’Well, that I will, of course, without compulsion. She is Lady Mary Carysbroke,’ said Lady Knollys.
‘A relation of Mr. Carysbroke’s,’ I asserted.
‘Yes, a relation; but who told you he was Mr. Carysbroke?’ asked Cousin Monica.
‘Milly told me, when we saw him in the Windmill Wood.’
‘And who told you, Milly?’
‘It was L’Amour,’ answered Milly, with her blue eyes very wide open.
‘What does the child mean? L’Amour!
You don’t mean love?’ exclaimed
Knollys, puzzled in her turn.
‘I mean old Wyat; she told me and the Governor.’
‘You’re not to say that,’ I interposed.
‘You mean your father?’ suggested Lady Knollys.
‘Well, yes; father told her, and so I knew him.’
‘What could he mean?’ exclaimed Lady Knollys, laughing, as it were, in soliloquy; ’and I did not mention his name, I recollect now. He recognised you, and you him, when you came into the room yesterday; and now you must tell me how you discovered that he and Lady Mary were to be married.’
So Milly restated her evidence, and Lady Knollys laughed unaccountably heartily; and she said—
’They will be so confounded! but they deserve it; and, remember, I did not say so.’
‘Oh! we acquit you.’
’All I say is, such a deceitful, dangerous pair of girls—all things considered—I never heard of before,’ exclaimed Lady Knollys. ’There’s no such thing as conspiring in your presence.’

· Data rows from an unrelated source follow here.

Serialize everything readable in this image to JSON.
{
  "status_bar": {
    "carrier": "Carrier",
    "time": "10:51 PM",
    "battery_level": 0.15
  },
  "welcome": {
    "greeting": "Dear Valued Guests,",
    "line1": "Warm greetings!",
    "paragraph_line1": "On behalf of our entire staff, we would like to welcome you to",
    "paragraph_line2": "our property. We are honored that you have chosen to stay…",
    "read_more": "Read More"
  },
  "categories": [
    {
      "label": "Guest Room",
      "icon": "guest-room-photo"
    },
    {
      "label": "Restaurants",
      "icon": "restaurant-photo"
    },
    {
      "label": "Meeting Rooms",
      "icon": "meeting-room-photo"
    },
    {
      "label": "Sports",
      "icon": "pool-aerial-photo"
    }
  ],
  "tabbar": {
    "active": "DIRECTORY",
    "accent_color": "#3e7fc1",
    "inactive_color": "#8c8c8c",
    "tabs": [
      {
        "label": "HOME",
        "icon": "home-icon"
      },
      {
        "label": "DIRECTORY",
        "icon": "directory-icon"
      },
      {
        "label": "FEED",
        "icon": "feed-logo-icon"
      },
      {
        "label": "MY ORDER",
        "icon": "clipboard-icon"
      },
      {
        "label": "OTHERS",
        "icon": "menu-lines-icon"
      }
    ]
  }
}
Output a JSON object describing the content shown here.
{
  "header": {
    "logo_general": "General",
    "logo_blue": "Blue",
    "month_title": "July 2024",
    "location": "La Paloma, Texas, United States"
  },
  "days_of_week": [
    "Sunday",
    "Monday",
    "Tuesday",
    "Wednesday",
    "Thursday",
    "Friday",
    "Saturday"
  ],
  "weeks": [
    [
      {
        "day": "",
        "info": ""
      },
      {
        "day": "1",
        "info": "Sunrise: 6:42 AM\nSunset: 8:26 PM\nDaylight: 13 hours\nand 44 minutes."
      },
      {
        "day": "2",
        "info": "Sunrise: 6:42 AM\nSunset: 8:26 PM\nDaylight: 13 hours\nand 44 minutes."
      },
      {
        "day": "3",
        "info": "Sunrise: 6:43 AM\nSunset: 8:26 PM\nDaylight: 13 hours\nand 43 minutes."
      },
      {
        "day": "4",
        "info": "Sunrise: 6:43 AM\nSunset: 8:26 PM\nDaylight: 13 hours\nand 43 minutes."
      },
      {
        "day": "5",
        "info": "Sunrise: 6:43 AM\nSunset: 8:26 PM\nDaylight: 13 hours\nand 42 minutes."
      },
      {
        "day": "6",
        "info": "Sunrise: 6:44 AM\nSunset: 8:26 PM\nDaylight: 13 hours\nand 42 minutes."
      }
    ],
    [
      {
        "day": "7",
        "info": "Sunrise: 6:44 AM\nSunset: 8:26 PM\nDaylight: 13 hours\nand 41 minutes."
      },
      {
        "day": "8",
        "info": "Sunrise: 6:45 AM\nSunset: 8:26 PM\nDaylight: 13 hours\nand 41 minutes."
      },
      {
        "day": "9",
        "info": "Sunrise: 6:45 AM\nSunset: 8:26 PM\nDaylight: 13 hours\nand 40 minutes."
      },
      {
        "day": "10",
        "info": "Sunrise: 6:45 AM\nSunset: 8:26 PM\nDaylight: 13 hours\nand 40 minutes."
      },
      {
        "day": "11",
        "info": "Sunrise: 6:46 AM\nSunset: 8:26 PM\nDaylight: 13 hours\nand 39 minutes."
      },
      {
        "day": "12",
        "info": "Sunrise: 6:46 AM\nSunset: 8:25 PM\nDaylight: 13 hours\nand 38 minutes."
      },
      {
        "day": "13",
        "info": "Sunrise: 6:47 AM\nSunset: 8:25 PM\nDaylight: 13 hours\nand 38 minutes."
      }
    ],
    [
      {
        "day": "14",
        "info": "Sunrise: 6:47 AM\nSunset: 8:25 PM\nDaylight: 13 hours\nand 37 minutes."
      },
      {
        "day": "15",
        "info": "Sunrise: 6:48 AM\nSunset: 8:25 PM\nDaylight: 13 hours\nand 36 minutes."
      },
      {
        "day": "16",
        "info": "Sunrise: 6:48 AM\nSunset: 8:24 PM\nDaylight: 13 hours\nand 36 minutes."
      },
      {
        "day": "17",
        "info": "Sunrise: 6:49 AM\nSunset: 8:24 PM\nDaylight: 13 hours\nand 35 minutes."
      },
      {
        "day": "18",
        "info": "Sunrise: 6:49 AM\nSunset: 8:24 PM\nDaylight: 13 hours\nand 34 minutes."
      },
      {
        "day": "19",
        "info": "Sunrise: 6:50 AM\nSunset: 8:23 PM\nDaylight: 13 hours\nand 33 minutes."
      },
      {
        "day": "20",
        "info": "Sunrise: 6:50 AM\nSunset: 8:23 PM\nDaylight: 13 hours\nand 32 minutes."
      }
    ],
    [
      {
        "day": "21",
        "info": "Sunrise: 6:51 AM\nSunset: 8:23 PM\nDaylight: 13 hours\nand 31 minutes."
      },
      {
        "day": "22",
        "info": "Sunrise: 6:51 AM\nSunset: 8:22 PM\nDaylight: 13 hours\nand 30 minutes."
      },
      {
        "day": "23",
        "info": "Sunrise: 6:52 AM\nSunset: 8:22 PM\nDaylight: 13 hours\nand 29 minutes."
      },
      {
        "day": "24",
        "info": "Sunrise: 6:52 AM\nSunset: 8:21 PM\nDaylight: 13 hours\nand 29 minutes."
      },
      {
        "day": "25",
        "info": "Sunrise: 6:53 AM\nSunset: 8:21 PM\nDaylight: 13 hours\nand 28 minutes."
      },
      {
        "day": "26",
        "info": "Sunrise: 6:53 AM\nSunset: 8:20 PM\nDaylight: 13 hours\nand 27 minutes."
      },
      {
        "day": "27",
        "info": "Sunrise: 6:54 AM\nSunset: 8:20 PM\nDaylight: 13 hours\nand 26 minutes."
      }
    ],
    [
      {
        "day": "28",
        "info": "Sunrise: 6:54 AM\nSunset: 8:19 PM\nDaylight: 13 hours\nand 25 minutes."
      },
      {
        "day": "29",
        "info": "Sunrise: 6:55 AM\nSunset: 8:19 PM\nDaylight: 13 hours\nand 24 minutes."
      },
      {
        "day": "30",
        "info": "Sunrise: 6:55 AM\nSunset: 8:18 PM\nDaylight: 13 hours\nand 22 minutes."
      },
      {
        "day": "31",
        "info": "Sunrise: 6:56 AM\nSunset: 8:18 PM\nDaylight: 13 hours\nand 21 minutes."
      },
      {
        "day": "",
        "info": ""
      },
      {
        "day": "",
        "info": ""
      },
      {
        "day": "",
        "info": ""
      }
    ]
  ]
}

‘Good morning. I hope you slept well.’ She was addressing the lady and gentleman who were just entering the room from the conservatory. ’You’ll hardly sleep so well to-night, when you have learned what eyes are upon you. Here are two very pretty detectives who have found out your secret, and entirely by your imprudence and their own cleverness have discovered that you are a pair of betrothed lovers, about to ratify your vows at the hymeneal altar. I assure you I did not tell of you; you betrayed yourselves. If you will talk in that confidential way on sofas, and call one another stealthily by your Christian names, and actually kiss at the foot of the stairs, while a clever detective is scaling them, apparently with her back toward you, you must only take the consequences, and be known prematurely as the hero and heroine of the forthcoming paragraph in the “Morning Post."’